But Netanyahu spokesman David Bar-Illan said Arafat’s statement did not contain a retraction and was therefore unacceptable to Israel.
Palestinian officials countered that Netanyahu had misunderstood Arafat’s remarks and that the self-rule authority remains committed to its decision to pursue peace.
“He did not mean guns in the literal sense,” Palestinian official Ziad Abu Ziad told Israel Radio. “He was talking about Palestinian rights to Jerusalem.”
Meanwhile, Dr. Ahmed Tibi, an adviser to Arafat, charged Israel with contributing to the inflammatory atmosphere.
Tibi cited comments made by Foreign Minister Ariel Sharon, who said Jewish settlers should grab as much West Bank land as they can to keep it from the Palestinians.
“Whatever is seized will be ours. Whatever isn’t seized will be in their hands,” said the hawkish Sharon, who championed Jewish settlement in areas captured in the 1967 Six-Day War.
Sharon had warned that if the peace process continues to deteriorate, a free- for-all would develop in which in the West Bank would be up for grabs.
The rhetoric from both sides heated up as U.S. Middle East envoy Dennis Ross was visiting the region to oversee implementation of the Wye accord.
Shortly before meeting with Ross on Monday, Arafat summoned Israeli reporters to his headquarters and tried to downplay his remarks, saying they were nothing more than a response to a question.
Both Netanyahu and Arafat face strong internal opposition to the Wye accord, and their respective declarations can well be viewed as an attempt to soften that opposition.
Just the same, American officials have their hands full with what looks like two less-than-willing partners to the peace process.
In Washington, State Department spokesman James Rubin criticized the comments issued from Israel and the Palestinian Authority.
“There is no place in this process for statements which call for or suggest violent actions. These remarks were wrong. And we will be raising them directly with Chairman Arafat,” Rubin said.
But at the same time, he had little sympathy for Netanyahu’s announcement of postponing the redeployment.
“We expect both parties to abide by the agreement they signed, which did not include conditions about subjects like this,” Rubin said. “The Israelis and the Palestinians signed a document at the White House which imposed certain obligations on them, and those obligations did not come with conditions about every word that was said by every party.”
Using language that echoed what he said about Arafat, Rubin also criticized Sharon’s “land grab” statement.
“It is absolutely essential that the right kind of environment be created for permanent-status negotiations,” Rubin said.

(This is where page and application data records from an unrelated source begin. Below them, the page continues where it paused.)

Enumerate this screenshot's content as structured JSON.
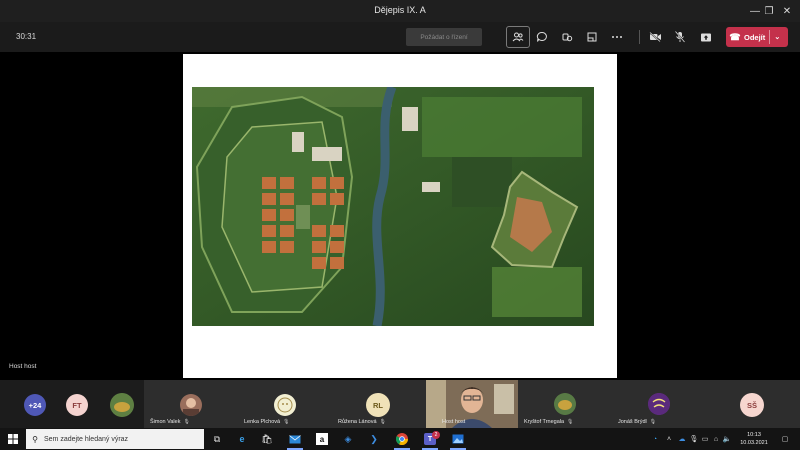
{
  "window": {
    "title": "Dějepis IX. A",
    "controls": [
      "—",
      "❐",
      "✕"
    ]
  },
  "toolbar": {
    "timer": "30:31",
    "raise_hand_label": "Požádat o řízení",
    "leave_label": "Odejít",
    "leave_color": "#c4314b",
    "icons": [
      "participants-icon",
      "chat-icon",
      "reactions-icon",
      "rooms-icon",
      "more-icon",
      "camera-off-icon",
      "mic-off-icon",
      "share-icon"
    ]
  },
  "stage": {
    "host_label": "Host host"
  },
  "participants": {
    "overflow_count": "+24",
    "tiles": [
      {
        "initials": "FT",
        "name": "",
        "color": "#f4d3cf",
        "text_color": "#8a3b3b"
      },
      {
        "initials": "",
        "name": "",
        "avatar": "photo"
      },
      {
        "initials": "",
        "name": "Šimon Valek",
        "avatar": "photo"
      },
      {
        "initials": "",
        "name": "Lenka Plchová",
        "avatar": "illustration"
      },
      {
        "initials": "RL",
        "name": "Růžena Lánová",
        "color": "#f0e2b8",
        "text_color": "#6d5a1b"
      },
      {
        "initials": "",
        "name": "Host host",
        "avatar": "video"
      },
      {
        "initials": "",
        "name": "Kryštof Trnegala",
        "avatar": "photo"
      },
      {
        "initials": "",
        "name": "Jonáš Brýdl",
        "avatar": "illustration"
      },
      {
        "initials": "SŠ",
        "name": "",
        "color": "#f6d6cf",
        "text_color": "#8a3b3b"
      }
    ]
  },
  "taskbar": {
    "search_placeholder": "Sem zadejte hledaný výraz",
    "apps": [
      "task-view-icon",
      "edge-icon",
      "store-icon",
      "mail-icon",
      "amazon-icon",
      "dropbox-icon",
      "power-automate-icon",
      "chrome-icon",
      "teams-icon",
      "photos-icon"
    ],
    "teams_badge": "2",
    "clock_time": "10:13",
    "clock_date": "10.03.2021"
  }
}
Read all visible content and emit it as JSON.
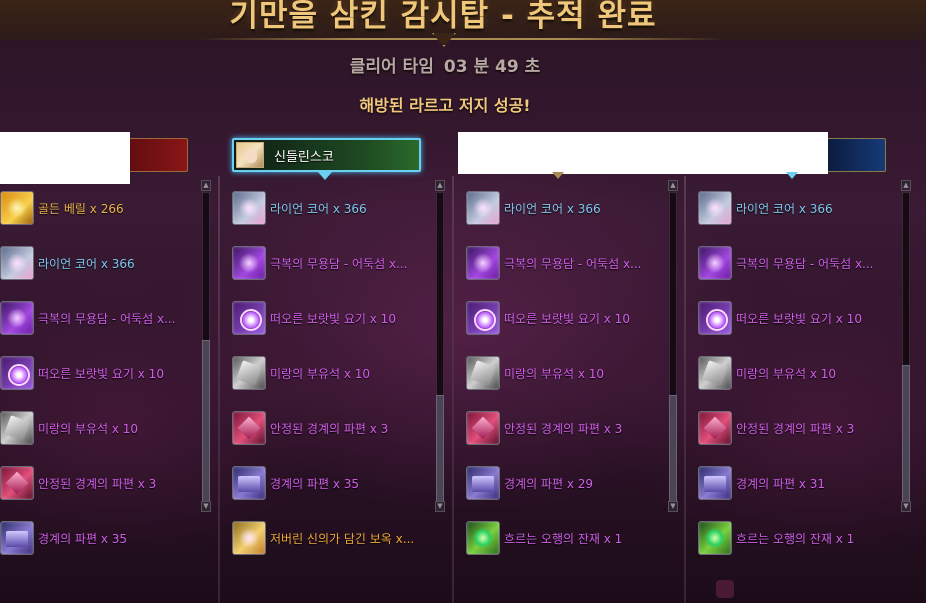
{
  "header": {
    "title": "기만을 삼킨 감시탑 - 추적 완료",
    "clear_time_label": "클리어 타임",
    "clear_time_value": "03 분 49 초",
    "message": "해방된 라르고 저지 성공!"
  },
  "players": [
    {
      "name": "",
      "bar_color": "#8a1616"
    },
    {
      "name": "신들린스코",
      "bar_color": "#2a6a2a"
    },
    {
      "name": "",
      "bar_color": "#163a78"
    },
    {
      "name": "",
      "bar_color": "#163a78"
    }
  ],
  "columns": [
    {
      "items": [
        {
          "icon": "golden-beryl-icon",
          "label": "골든 베릴 x 266",
          "color": "#e9b44a"
        },
        {
          "icon": "lion-core-icon",
          "label": "라이언 코어 x 366",
          "color": "#7fc8ee"
        },
        {
          "icon": "glory-tale-icon",
          "label": "극복의 무용담 - 어둑섬 x...",
          "color": "#d05ee8"
        },
        {
          "icon": "light-energy-icon",
          "label": "떠오른 보랏빛 요기 x 10",
          "color": "#d05ee8"
        },
        {
          "icon": "charm-stone-icon",
          "label": "미랑의 부유석 x 10",
          "color": "#d05ee8"
        },
        {
          "icon": "stable-shard-icon",
          "label": "안정된 경계의 파편 x 3",
          "color": "#d05ee8"
        },
        {
          "icon": "boundary-shard-icon",
          "label": "경계의 파편 x 35",
          "color": "#d05ee8"
        }
      ]
    },
    {
      "items": [
        {
          "icon": "lion-core-icon",
          "label": "라이언 코어 x 366",
          "color": "#7fc8ee"
        },
        {
          "icon": "glory-tale-icon",
          "label": "극복의 무용담 - 어둑섬 x...",
          "color": "#d05ee8"
        },
        {
          "icon": "light-energy-icon",
          "label": "떠오른 보랏빛 요기 x 10",
          "color": "#d05ee8"
        },
        {
          "icon": "charm-stone-icon",
          "label": "미랑의 부유석 x 10",
          "color": "#d05ee8"
        },
        {
          "icon": "stable-shard-icon",
          "label": "안정된 경계의 파편 x 3",
          "color": "#d05ee8"
        },
        {
          "icon": "boundary-shard-icon",
          "label": "경계의 파편 x 35",
          "color": "#d05ee8"
        },
        {
          "icon": "wish-jewel-icon",
          "label": "저버린 신의가 담긴 보옥 x...",
          "color": "#f0a838"
        }
      ]
    },
    {
      "items": [
        {
          "icon": "lion-core-icon",
          "label": "라이언 코어 x 366",
          "color": "#7fc8ee"
        },
        {
          "icon": "glory-tale-icon",
          "label": "극복의 무용담 - 어둑섬 x...",
          "color": "#d05ee8"
        },
        {
          "icon": "light-energy-icon",
          "label": "떠오른 보랏빛 요기 x 10",
          "color": "#d05ee8"
        },
        {
          "icon": "charm-stone-icon",
          "label": "미랑의 부유석 x 10",
          "color": "#d05ee8"
        },
        {
          "icon": "stable-shard-icon",
          "label": "안정된 경계의 파편 x 3",
          "color": "#d05ee8"
        },
        {
          "icon": "boundary-shard-icon",
          "label": "경계의 파편 x 29",
          "color": "#d05ee8"
        },
        {
          "icon": "flowing-residue-icon",
          "label": "흐르는 오행의 잔재 x 1",
          "color": "#d05ee8"
        }
      ]
    },
    {
      "items": [
        {
          "icon": "lion-core-icon",
          "label": "라이언 코어 x 366",
          "color": "#7fc8ee"
        },
        {
          "icon": "glory-tale-icon",
          "label": "극복의 무용담 - 어둑섬 x...",
          "color": "#d05ee8"
        },
        {
          "icon": "light-energy-icon",
          "label": "떠오른 보랏빛 요기 x 10",
          "color": "#d05ee8"
        },
        {
          "icon": "charm-stone-icon",
          "label": "미랑의 부유석 x 10",
          "color": "#d05ee8"
        },
        {
          "icon": "stable-shard-icon",
          "label": "안정된 경계의 파편 x 3",
          "color": "#d05ee8"
        },
        {
          "icon": "boundary-shard-icon",
          "label": "경계의 파편 x 31",
          "color": "#d05ee8"
        },
        {
          "icon": "flowing-residue-icon",
          "label": "흐르는 오행의 잔재 x 1",
          "color": "#d05ee8"
        }
      ]
    }
  ]
}
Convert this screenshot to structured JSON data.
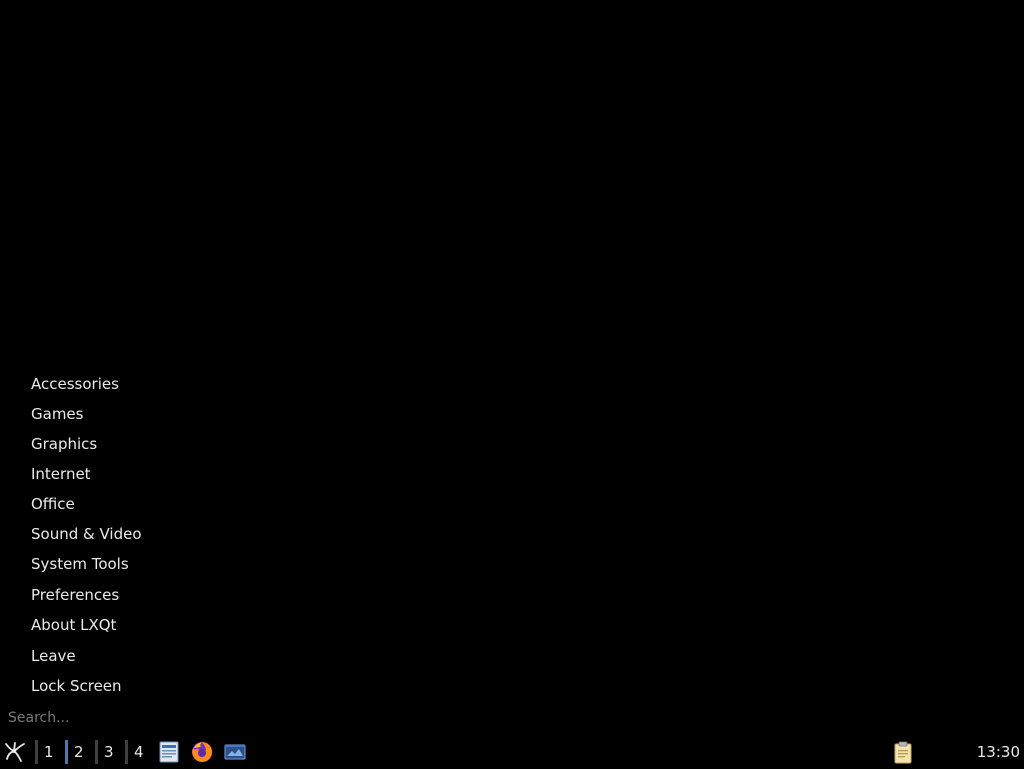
{
  "menu": {
    "items": [
      {
        "label": "Accessories"
      },
      {
        "label": "Games"
      },
      {
        "label": "Graphics"
      },
      {
        "label": "Internet"
      },
      {
        "label": "Office"
      },
      {
        "label": "Sound & Video"
      },
      {
        "label": "System Tools"
      },
      {
        "label": "Preferences"
      },
      {
        "label": "About LXQt"
      },
      {
        "label": "Leave"
      },
      {
        "label": "Lock Screen"
      }
    ],
    "search_placeholder": "Search..."
  },
  "panel": {
    "start_icon": "lxqt-start-icon",
    "desktops": [
      {
        "label": "1",
        "active": false
      },
      {
        "label": "2",
        "active": true
      },
      {
        "label": "3",
        "active": false
      },
      {
        "label": "4",
        "active": false
      }
    ],
    "launchers": [
      {
        "icon": "file-manager-icon"
      },
      {
        "icon": "firefox-icon"
      },
      {
        "icon": "show-desktop-icon"
      }
    ],
    "tray": [
      {
        "icon": "clipboard-icon"
      }
    ],
    "clock": "13:30",
    "accent_color": "#4a78c8"
  }
}
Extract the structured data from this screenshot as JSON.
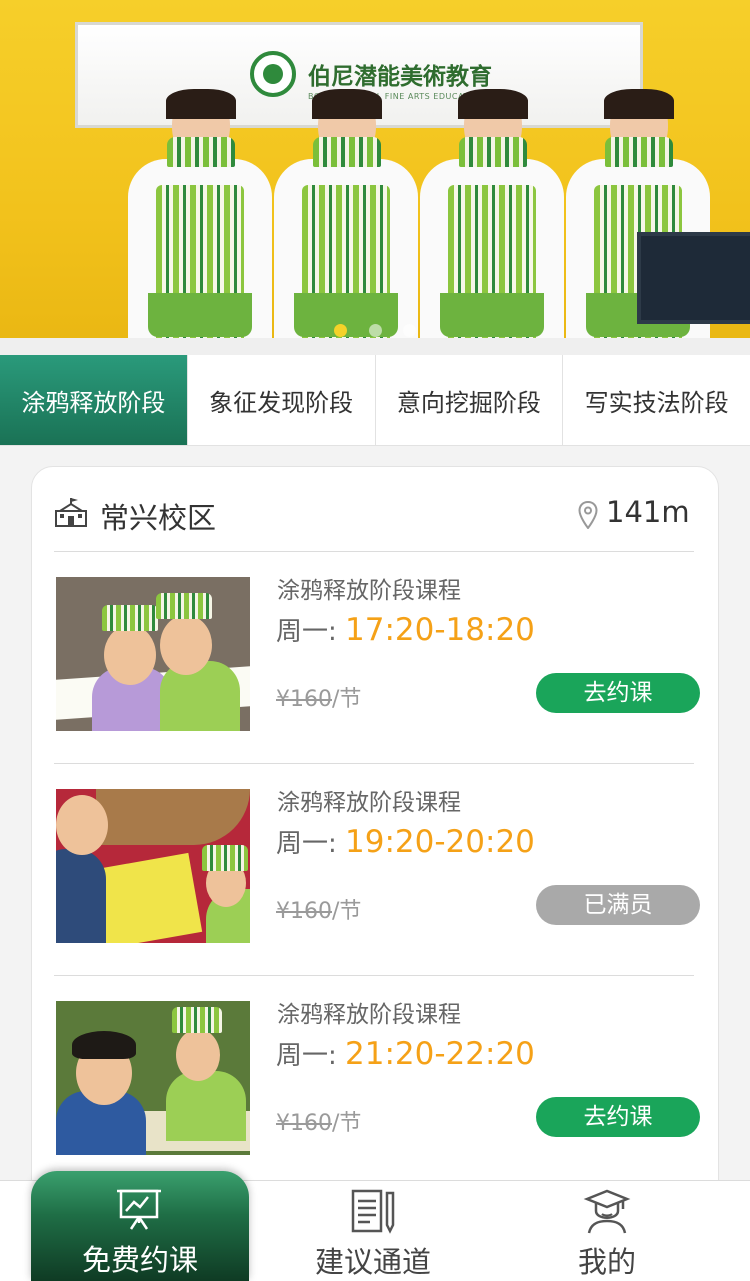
{
  "banner": {
    "sign_title": "伯尼潜能美術教育",
    "sign_subtitle": "BONI POTENTIAL FINE ARTS EDUCATION",
    "slide_count": 3,
    "active_slide": 1
  },
  "tabs": [
    {
      "label": "涂鸦释放阶段",
      "active": true
    },
    {
      "label": "象征发现阶段",
      "active": false
    },
    {
      "label": "意向挖掘阶段",
      "active": false
    },
    {
      "label": "写实技法阶段",
      "active": false
    }
  ],
  "campus": {
    "icon": "school-icon",
    "name": "常兴校区",
    "location_icon": "location-pin-icon",
    "distance": "141m"
  },
  "courses": [
    {
      "title": "涂鸦释放阶段课程",
      "day_label": "周一:",
      "time": "17:20-18:20",
      "currency": "¥",
      "price": "160",
      "unit": "/节",
      "button": "去约课",
      "status": "available"
    },
    {
      "title": "涂鸦释放阶段课程",
      "day_label": "周一:",
      "time": "19:20-20:20",
      "currency": "¥",
      "price": "160",
      "unit": "/节",
      "button": "已满员",
      "status": "full"
    },
    {
      "title": "涂鸦释放阶段课程",
      "day_label": "周一:",
      "time": "21:20-22:20",
      "currency": "¥",
      "price": "160",
      "unit": "/节",
      "button": "去约课",
      "status": "available"
    }
  ],
  "bottom_nav": [
    {
      "label": "免费约课",
      "icon": "presentation-board-icon",
      "active": true
    },
    {
      "label": "建议通道",
      "icon": "document-pen-icon",
      "active": false
    },
    {
      "label": "我的",
      "icon": "graduate-profile-icon",
      "active": false
    }
  ],
  "colors": {
    "accent_green": "#1aa55a",
    "tab_active": "#1a7255",
    "time_orange": "#f5a117",
    "disabled_gray": "#a9a9a9"
  }
}
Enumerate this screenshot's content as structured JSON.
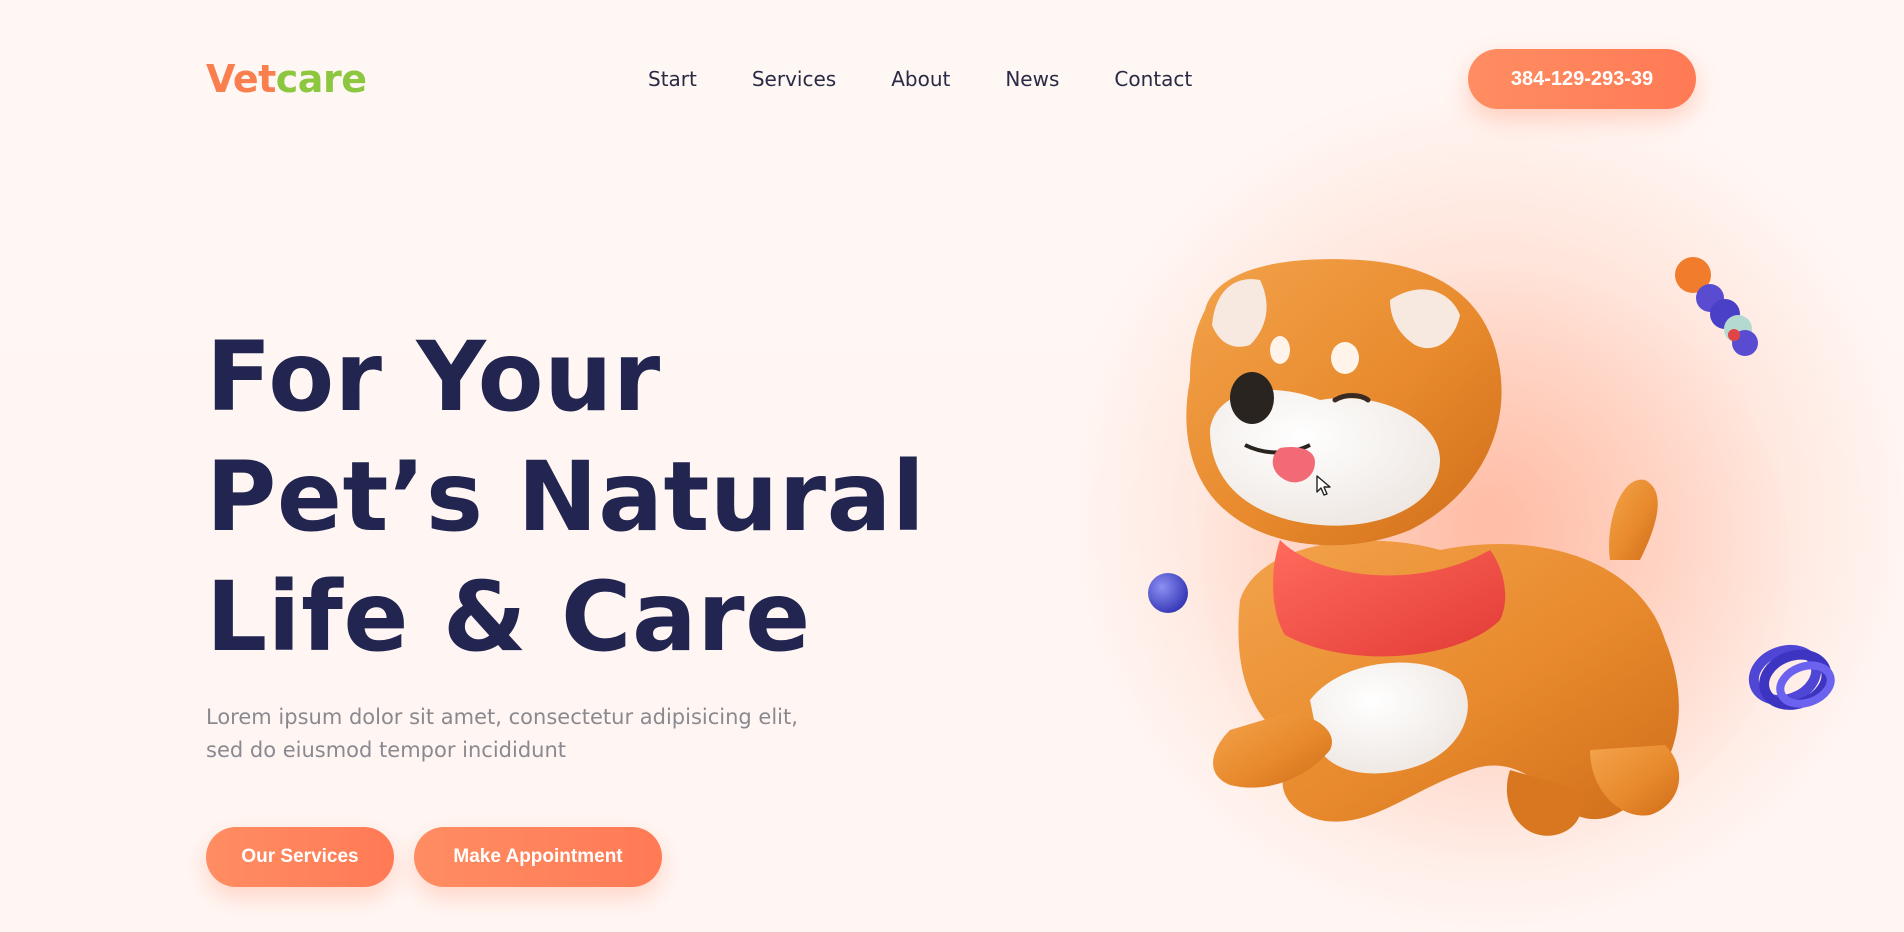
{
  "brand": {
    "logo_part1": "Vet",
    "logo_part2": "care"
  },
  "nav": {
    "items": [
      {
        "label": "Start"
      },
      {
        "label": "Services"
      },
      {
        "label": "About"
      },
      {
        "label": "News"
      },
      {
        "label": "Contact"
      }
    ]
  },
  "header": {
    "phone_label": "384-129-293-39"
  },
  "hero": {
    "title_lines": [
      "For Your",
      "Pet’s Natural",
      "Life & Care"
    ],
    "body_lines": [
      "Lorem ipsum dolor sit amet, consectetur adipisicing elit,",
      "sed do eiusmod tempor incididunt"
    ],
    "buttons": {
      "services_label": "Our Services",
      "appointment_label": "Make Appointment"
    }
  },
  "illustration": {
    "subject": "dog-illustration",
    "decorations": [
      "bone-toy-icon",
      "ball-icon",
      "spring-toy-icon"
    ]
  },
  "colors": {
    "brand_orange": "#f97f4f",
    "brand_green": "#8dc63f",
    "heading_navy": "#22254f",
    "button_orange": "#ff7a55",
    "background": "#fff6f3"
  }
}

“Statements such as the one made by Foreign Minister Sharon undermine the trust and confidence necessary for such an environment. And we will be raising this statement with the Foreign Ministry directly.”